One of my favorite Victorian novels would have to be "Three Men in a Boat" by Jerome K. Jerome. Jerome was a great comedic writer, his prose are still laugh out loud funny. The book follows Jerome and his two friends, to say nothing of the dog, as they take a boat trip out of London on the Thames. One of my favorite parts outlines their approach to making tea, this is a top-tip still relevant today.
We put the kettle on to boil, up in the nose of the boat, and went down to the stern and pretended to take no notice of it, but set to work to get the other things out.
That is the only way to get a kettle to boil up the river. If it sees that you are waiting for it and are anxious, it will never even sing. You have to go away and begin your meal, as if you were not going to have any tea at all. You must not even look round at it. Then you will soon hear it sputtering away, mad to be made into tea.
It is a good plan, too, if you are in a great hurry, to talk very loudly to each other about how you don’t need any tea, and are not going to have any. You get near the kettle, so that it can overhear you, and then you shout out,“I don’t want any tea; do you, George?” to which George shouts back, “Oh, no, I don’t like tea; we’ll have lemonade instead—tea’s so indigestible.” Upon which the kettle boils over, and puts the stove out.
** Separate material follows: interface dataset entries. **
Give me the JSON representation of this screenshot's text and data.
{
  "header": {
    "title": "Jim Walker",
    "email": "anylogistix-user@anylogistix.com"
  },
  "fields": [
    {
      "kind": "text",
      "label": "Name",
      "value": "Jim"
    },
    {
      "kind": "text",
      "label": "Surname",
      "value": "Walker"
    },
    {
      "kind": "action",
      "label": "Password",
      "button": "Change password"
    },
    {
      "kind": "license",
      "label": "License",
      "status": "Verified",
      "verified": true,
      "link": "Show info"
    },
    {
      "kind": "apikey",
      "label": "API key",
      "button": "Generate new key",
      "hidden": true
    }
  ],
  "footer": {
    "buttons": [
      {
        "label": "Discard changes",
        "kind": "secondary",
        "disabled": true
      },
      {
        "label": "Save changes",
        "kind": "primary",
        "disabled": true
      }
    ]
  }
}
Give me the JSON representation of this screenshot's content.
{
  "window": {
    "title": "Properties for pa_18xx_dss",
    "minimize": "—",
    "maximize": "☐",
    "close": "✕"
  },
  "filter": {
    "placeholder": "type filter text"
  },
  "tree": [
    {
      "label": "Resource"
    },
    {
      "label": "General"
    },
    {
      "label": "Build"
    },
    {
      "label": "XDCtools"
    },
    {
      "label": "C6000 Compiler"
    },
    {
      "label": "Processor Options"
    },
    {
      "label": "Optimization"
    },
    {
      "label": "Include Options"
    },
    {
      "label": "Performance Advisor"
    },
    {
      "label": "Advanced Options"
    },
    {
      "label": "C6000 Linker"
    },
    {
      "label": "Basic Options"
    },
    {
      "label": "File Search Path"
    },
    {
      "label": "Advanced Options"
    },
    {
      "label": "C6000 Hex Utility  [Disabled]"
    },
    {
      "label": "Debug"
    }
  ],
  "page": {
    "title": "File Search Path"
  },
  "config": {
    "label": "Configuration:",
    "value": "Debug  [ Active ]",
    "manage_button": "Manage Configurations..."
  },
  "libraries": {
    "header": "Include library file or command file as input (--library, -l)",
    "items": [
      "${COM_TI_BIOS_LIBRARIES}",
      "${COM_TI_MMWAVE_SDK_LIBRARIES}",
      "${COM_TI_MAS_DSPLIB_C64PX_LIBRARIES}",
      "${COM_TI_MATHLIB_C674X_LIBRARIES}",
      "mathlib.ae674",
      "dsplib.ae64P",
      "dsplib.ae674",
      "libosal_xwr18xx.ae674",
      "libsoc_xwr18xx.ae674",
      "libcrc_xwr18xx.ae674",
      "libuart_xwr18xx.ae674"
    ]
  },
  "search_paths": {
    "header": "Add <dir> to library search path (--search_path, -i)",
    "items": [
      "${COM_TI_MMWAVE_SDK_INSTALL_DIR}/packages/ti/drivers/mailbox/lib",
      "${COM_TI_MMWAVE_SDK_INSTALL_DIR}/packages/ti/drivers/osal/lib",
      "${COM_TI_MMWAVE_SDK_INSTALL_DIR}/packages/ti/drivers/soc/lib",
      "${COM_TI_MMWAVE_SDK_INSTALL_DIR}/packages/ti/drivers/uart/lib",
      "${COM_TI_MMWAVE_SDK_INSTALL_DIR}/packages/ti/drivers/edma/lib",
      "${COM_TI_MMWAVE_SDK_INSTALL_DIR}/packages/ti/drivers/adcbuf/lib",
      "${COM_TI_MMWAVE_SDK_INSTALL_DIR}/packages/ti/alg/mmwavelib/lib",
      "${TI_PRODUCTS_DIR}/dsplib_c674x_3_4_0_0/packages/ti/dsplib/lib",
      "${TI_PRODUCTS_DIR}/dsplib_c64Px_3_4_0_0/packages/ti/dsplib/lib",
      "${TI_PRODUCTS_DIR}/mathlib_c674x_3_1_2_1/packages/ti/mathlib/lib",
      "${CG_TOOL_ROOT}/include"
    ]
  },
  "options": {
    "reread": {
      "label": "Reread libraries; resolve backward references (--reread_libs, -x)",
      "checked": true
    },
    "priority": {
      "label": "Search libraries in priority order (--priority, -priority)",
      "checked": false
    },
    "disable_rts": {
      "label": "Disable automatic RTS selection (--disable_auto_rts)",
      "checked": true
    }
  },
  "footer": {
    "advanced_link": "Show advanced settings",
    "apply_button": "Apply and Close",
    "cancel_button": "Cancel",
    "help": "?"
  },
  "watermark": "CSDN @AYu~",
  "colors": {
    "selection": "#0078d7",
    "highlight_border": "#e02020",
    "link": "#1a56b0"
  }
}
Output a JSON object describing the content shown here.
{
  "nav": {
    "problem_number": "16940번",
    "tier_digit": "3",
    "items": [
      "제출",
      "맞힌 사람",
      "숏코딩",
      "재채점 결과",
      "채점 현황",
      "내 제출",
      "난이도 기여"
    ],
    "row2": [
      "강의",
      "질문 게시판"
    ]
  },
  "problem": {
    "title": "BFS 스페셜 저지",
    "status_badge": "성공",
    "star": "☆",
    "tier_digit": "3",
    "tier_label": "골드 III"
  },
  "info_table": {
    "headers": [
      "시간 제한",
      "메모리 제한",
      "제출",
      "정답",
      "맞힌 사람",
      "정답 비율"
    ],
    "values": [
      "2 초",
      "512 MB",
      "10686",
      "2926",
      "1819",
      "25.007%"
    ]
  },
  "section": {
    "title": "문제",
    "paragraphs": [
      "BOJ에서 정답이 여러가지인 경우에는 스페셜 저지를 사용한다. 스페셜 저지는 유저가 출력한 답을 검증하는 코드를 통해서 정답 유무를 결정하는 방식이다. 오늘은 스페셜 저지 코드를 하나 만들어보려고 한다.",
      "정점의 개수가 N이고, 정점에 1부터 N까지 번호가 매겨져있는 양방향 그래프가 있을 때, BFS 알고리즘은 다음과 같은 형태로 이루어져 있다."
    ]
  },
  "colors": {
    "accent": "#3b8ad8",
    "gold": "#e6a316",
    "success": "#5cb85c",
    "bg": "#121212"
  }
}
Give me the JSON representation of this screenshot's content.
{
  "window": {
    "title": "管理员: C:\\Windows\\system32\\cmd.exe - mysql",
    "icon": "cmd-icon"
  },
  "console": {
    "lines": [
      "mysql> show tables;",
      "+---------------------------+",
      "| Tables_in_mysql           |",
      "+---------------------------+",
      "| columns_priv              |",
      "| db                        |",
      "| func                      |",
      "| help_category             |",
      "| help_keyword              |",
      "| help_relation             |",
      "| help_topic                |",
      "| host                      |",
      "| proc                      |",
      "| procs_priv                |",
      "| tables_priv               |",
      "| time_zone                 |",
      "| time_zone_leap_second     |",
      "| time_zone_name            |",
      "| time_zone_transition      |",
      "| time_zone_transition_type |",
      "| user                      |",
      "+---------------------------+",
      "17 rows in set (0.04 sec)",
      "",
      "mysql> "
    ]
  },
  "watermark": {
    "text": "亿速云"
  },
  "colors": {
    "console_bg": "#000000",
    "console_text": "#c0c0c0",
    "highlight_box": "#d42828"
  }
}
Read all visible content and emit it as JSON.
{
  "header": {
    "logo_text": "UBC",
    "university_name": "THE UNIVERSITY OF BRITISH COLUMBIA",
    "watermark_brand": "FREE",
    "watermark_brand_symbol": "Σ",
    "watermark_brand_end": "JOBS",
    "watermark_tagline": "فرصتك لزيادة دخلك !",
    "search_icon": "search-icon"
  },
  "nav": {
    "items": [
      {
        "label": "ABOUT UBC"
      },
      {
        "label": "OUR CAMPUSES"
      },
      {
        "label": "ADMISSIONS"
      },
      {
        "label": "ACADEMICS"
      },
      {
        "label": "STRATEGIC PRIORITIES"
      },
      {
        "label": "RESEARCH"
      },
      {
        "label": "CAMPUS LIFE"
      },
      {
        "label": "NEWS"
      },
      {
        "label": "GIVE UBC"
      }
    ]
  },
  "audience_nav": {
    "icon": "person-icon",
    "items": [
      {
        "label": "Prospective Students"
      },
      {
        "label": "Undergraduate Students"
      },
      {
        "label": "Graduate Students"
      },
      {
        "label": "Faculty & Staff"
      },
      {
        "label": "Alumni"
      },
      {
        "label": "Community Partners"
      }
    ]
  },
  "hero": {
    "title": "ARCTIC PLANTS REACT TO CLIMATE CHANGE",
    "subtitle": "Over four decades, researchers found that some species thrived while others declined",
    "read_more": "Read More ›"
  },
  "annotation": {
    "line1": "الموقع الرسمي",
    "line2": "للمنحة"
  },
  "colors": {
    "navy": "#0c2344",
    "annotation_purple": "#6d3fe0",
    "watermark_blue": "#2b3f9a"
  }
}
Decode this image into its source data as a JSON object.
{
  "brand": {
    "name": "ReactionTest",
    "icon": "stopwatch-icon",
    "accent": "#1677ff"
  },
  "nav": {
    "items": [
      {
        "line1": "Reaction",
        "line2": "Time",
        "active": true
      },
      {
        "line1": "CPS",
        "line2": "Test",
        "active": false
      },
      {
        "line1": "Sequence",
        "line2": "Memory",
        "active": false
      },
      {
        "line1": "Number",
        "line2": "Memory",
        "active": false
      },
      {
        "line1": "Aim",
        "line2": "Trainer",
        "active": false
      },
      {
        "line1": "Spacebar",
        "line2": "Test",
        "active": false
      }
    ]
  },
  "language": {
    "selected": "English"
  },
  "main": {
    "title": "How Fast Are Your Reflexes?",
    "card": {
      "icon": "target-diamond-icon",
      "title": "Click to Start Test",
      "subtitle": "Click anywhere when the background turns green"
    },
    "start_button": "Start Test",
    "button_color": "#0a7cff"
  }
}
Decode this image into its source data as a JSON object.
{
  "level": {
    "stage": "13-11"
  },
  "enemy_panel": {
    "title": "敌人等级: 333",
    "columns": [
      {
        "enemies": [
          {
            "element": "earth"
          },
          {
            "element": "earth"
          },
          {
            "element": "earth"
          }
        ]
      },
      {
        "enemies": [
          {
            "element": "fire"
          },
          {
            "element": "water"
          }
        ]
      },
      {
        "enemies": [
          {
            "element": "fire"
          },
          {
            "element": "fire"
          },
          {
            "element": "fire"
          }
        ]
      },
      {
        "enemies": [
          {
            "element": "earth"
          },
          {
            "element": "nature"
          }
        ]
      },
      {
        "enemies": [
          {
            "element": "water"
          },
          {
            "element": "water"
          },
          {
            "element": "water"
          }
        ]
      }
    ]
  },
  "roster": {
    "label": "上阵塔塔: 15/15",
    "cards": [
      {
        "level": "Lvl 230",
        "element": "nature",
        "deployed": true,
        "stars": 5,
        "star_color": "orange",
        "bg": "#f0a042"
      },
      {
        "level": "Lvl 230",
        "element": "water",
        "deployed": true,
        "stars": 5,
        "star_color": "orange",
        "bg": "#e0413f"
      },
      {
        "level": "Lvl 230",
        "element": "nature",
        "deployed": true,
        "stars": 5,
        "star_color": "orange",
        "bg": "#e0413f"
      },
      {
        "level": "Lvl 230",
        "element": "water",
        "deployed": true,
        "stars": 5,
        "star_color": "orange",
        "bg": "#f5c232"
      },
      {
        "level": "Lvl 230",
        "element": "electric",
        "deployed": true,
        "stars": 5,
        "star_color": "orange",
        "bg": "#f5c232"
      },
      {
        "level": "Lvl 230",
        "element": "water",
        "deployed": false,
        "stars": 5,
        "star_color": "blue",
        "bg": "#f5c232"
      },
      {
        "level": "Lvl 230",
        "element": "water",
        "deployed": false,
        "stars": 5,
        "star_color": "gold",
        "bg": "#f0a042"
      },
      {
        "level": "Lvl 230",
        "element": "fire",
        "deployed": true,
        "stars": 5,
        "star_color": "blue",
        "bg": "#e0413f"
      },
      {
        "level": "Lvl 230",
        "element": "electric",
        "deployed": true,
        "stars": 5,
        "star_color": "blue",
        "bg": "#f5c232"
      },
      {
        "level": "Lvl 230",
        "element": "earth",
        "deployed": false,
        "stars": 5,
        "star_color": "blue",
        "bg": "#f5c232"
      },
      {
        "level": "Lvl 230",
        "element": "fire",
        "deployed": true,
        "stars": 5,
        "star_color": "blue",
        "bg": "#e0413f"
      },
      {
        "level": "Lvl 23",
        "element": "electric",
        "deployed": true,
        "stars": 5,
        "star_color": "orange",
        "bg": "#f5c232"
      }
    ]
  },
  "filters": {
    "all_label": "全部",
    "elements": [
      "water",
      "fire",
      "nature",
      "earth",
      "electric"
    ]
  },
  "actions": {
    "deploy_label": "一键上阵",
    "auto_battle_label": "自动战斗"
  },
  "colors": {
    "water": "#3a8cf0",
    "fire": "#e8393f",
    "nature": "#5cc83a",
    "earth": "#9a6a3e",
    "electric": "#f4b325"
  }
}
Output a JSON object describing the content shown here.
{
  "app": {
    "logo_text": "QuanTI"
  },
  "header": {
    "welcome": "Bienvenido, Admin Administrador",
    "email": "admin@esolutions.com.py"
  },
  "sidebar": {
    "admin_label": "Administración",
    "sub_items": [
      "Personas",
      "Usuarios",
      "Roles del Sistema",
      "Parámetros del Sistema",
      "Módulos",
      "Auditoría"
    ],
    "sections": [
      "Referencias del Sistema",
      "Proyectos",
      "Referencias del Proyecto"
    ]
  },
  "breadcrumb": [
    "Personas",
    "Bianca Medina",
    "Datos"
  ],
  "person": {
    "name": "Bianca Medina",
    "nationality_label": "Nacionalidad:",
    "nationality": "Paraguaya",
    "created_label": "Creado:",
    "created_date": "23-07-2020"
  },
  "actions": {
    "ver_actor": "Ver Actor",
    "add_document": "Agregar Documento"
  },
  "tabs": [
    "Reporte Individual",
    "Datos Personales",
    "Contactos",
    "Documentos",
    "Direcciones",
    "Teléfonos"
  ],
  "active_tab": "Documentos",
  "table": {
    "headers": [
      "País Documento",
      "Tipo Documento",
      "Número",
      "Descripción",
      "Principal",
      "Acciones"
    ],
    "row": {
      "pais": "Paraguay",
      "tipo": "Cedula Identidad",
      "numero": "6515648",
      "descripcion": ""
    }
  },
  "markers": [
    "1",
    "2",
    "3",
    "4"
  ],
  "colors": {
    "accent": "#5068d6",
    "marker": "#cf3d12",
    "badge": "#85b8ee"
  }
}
We adopted this harmless bit of trickery, and the result was that, by the time everything else was ready, the tea was waiting.